Part 1 : Changes in Visual Studio 2012 with respect to test features


Welcome to the first post in this series which will give an overview of the differences in Visual Studio 2012 (VS12) retrospect to Visual Studio 2010 (VS10). Before, we start, a quick introduction of our workgroup, we are a group of five people who have decided to put the content of this blog. A-team consists of Amit Saxena, Anil Chandra Lingam, Chandra Sekhara Rao Aluru, Harsh Jain and Kiran Kumar Grandhe.

In this particular post, we will cover the basic differences between VS2012 and VS2010 Test features, mostly with respect to navigation, running the tests, results and some features that have been deprecated in VS12. Let us now dive into this.

Test List Editor which is very commonly used to run tests in VS10 is deprecated in VS12 and is replaced by Test Explorer. Below screenshots show this difference with a red highlight.

 

Next question would obviously be, how do I run my tests from Test Explorer and how will this be different from VS2010. The experience of running the tests in VS12 is seemingly different from VS10 for a first time user. When you select Test Explorer in VS12 as shown in the above screen shot (Test – Windows – Test Explorer), it will open the Test Explorer window and you will see ‘Run All’ or ‘Run’ option to execute your tests as compared to ‘Run Checked Tests’ or ‘Debug Checked Tests’ in VS10. Below screen shots will show this difference

 

 

In VS12 ‘checkbox’ option is removed which means that if you want to select any particular tests to run, you have to click ‘CTRL + Select’.

Now that we understand the differences on how to run the tests in VS12, let us look at the features that have changed in VS12 while the tests are in progress. Unlike, VS10 where the progress of the test is shown with a distinct ‘In Progress’ icon, this icon is replaced in VS12 with a simple status bar. We have highlighted the differences in the below screenshots

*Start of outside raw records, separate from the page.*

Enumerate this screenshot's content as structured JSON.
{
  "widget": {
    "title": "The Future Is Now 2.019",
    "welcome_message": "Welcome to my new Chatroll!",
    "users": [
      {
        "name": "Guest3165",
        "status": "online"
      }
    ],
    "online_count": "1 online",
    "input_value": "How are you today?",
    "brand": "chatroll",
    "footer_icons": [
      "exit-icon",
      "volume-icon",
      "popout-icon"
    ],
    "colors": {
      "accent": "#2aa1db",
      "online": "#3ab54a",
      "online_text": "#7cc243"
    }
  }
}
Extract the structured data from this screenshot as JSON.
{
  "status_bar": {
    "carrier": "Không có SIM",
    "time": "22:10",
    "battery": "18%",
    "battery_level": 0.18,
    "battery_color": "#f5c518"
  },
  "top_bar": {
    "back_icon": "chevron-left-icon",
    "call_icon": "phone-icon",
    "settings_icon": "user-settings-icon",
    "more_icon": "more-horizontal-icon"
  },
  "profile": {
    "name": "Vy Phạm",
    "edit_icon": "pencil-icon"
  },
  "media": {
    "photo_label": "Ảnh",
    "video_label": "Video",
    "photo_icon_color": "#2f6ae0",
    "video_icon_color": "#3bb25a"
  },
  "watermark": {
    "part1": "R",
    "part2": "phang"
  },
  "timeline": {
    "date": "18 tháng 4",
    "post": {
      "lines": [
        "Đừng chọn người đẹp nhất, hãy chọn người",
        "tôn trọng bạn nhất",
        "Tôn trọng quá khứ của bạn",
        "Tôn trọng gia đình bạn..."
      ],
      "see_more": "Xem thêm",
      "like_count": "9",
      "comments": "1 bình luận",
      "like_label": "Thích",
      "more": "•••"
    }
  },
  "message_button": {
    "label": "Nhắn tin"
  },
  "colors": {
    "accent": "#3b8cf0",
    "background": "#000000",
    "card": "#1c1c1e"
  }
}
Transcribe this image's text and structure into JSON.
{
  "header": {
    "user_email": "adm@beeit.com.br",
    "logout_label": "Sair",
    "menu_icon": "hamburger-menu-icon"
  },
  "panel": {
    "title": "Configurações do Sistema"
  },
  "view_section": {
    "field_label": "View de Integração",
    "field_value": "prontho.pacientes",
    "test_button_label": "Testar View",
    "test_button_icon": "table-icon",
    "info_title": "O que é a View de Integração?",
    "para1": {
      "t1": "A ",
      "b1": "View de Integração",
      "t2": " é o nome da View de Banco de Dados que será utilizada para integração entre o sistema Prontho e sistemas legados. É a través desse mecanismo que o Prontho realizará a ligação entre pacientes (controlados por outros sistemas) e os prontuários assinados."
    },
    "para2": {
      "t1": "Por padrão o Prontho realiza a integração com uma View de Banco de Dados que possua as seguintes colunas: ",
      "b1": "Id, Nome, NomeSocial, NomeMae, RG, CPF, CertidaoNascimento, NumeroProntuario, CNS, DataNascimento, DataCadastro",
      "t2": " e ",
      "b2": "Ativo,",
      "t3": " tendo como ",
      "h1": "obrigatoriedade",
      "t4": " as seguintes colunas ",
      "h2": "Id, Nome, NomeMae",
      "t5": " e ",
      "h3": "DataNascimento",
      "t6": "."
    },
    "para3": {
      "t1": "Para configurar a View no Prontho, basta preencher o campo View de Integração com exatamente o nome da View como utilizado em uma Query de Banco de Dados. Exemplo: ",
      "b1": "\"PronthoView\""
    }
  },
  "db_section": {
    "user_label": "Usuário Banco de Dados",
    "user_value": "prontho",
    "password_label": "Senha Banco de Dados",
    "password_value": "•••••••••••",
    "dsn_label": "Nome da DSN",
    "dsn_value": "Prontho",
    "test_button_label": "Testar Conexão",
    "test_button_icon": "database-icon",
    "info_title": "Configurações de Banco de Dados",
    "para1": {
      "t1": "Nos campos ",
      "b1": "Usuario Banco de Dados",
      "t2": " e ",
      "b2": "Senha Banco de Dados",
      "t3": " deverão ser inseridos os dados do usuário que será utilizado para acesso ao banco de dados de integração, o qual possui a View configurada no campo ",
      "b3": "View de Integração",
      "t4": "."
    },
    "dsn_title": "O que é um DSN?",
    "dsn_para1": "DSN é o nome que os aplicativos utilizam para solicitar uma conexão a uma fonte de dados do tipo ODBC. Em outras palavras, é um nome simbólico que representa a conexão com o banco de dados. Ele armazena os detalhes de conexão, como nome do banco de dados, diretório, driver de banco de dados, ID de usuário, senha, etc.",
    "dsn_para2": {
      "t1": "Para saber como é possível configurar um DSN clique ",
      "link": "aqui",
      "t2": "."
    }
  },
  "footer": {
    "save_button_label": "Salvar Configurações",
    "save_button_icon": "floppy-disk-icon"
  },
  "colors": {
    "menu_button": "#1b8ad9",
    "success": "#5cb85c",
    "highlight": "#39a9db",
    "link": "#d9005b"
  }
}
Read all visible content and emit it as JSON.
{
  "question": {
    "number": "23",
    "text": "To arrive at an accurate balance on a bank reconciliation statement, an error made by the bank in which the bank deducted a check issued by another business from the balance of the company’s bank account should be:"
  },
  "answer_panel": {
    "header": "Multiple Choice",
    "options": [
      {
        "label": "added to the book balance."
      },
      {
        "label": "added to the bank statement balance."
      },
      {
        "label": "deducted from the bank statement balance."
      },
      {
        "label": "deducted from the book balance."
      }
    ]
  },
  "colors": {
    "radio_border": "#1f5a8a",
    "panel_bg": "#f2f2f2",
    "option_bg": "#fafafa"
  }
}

To this point, we have seen the changes on how to Open the tests, run the tests and progress state of the tests in VS12. Now, let us look at the changes that are included after running the tests.

In VS10 test results would open in a TRX file when you click on the Passed/Failed tests, where you can find more details, this is replaced in VS12 with simple intuitive message at the bottom of ‘Test Explorer’ window. This window also has a stack trace, in case of a failed test. Highlighted part in the below window will show the difference.

 

That is it in this post, in the next post, we will be covering the differences in the Load Test of VS12 retrospect to VS10.


Comments (7)

  1. Can you also Blog on Developer's Perpective, it is more of Testing perspective

  2. bkstill says:

    As there is no longer any distinct In Progress Icon or status per each test in VS2012 is there anyway of identifying which test is currently running?

  3. @bkstill  You will know which TC passed when you are running in a Batch (List will be updated as and when TC is passed/failed), but you will not know which TC is currently under run.

  4. Borislav Traykov says:

    If Visual Studio 2012 doesn't use TRX files for the test results, where are the test results that are shown in the Test Explorer window stored?

    What is their format?

    Thanks in advance to anyone who knows the answers to these questions!

  5. Paul says:

    Typical MS.

    Meddling with a feature that worked relatively well in a previous version, and is no longer intuitive or does not work as well.

  6. Vinay says:

    VS2010 Test experience was much better than 2012 and I cant understand why MS screws the things that are so intuitive to the user in the next version ? just because they have to do something different in next version ?. Can any one from MS please explain ?. How is 2012 test experience is better than 2010 ?.

  7. antmx says:

    I agree with Vinay. Why 2010's way of testing has been 'deprecated' when it was so useful does not appear to make sense. I've seen the 'Generate Unit Test' add-on for 2012/13 but it's poor compared to what 2010 had out of the box. There may be some long term strategy for improving VS's testing tools, but if that's not yet ready then why remove what already worked so well? Now we have to use the PrivateObject to access non-public members of a type that we want to run tests against, passing it a string for the method name and an array of objects as the arguments. Whacky….